I've been enjoying my home-canned Float Trip Pickles off and on all winter. Now, though, our grandkids who live locally, ages 15, 11, and 8, have discovered them, and my supply is rapidly diminishing. LOL
Sure. For a basic pickle brine I make up any amount needed in the ratio of:
1 1/2 quarts white vinegar
1/2 quart apple cider vinegar
1 1/2 quarts water
7 tablespoons Kosher salt
If you need less or more to fill however many jars you're doing, just do the math and keep everything in the same proportion. I mix up brine in the amount of half the capacity of the jars I'm doing - that is, for 4 quart jars of pickles I'd make 2 quarts of brine. The amounts above make 3 1/2 quarts (7 pints) of brine, enough for 7 quarts of pickles with a little left over.
Put 'cukes, peppers, beets, cauliflower pieces, onions or whatever combination you're pickling in jars - then fill the jars with the brine mixture. If hot-canning pickles to keep long-term, have the brine boiling and pour it over the veggies to fill canning jars to 1/2 inch from the top - then attach canning lids and bands loosely, boil in a hot-water canner for five minutes, and tighten the bands as the jars cool and seal.
For refrigerator pickles, fill the jars of veggies with room-temp brine, attach lids, and put the jars in the 'fridge. It doesn't matter what kind of jars you use. After a few days start using the pickles - they'll keep for many weeks in the refrigerator.
Ozark - From what you have written, it sure looks like you know your pickles. I'll want mine a littler sweeter so guess I'll just sweeten to suit my taste - wouldn't you say - and maybe add some celery seed. I like to make these and put them in ornate gallon jars and put in the frige downstairs, then pull out the jar and sit it on the table for a big event. I have misplaced the recipe I usually use, and I think I may have even given it away.
Nothing like loosing your recipe when it's time to do something with the cux's. THANKS!

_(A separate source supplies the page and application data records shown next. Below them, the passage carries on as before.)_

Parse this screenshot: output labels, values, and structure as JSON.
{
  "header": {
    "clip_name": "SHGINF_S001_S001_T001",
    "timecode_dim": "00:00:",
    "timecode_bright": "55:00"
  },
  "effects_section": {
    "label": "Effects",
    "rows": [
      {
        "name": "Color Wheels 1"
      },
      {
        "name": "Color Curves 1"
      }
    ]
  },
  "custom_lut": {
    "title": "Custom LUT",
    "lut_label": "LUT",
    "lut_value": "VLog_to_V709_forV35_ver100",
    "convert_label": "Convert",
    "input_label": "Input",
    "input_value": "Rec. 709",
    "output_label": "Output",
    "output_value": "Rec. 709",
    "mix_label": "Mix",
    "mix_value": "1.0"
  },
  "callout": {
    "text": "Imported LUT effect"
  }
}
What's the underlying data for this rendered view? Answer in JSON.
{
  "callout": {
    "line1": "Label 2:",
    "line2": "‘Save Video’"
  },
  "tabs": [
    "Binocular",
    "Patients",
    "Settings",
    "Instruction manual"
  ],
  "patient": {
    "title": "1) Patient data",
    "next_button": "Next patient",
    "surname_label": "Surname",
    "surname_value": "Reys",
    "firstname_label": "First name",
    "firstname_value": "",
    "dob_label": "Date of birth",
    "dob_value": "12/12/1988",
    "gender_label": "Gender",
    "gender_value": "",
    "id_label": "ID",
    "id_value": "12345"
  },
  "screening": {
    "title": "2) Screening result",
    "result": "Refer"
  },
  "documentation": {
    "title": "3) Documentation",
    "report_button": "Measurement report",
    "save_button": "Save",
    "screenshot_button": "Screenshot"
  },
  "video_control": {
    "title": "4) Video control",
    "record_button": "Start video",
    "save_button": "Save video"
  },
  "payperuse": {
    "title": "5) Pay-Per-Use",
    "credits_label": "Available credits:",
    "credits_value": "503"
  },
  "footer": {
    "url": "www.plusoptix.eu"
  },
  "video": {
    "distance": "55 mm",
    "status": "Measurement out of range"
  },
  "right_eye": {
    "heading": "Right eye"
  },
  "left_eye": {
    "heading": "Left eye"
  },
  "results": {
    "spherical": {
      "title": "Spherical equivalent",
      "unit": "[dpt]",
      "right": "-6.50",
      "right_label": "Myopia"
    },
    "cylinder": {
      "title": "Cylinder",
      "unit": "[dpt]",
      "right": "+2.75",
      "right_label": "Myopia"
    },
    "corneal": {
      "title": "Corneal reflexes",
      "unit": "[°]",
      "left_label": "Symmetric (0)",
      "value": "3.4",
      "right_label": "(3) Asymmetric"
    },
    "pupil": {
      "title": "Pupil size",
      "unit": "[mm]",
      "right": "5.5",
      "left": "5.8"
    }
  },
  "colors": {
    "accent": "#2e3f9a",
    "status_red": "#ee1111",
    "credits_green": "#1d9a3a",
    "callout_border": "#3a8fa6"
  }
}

Brenda, it sounds like you've got it figured out. The brine mixture I posted above is basic. To that, of course, you can add sugar, herbs, spices, and whatever for the flavors you want. "Season to taste" applies big-time to pickle-making. Good luck with them!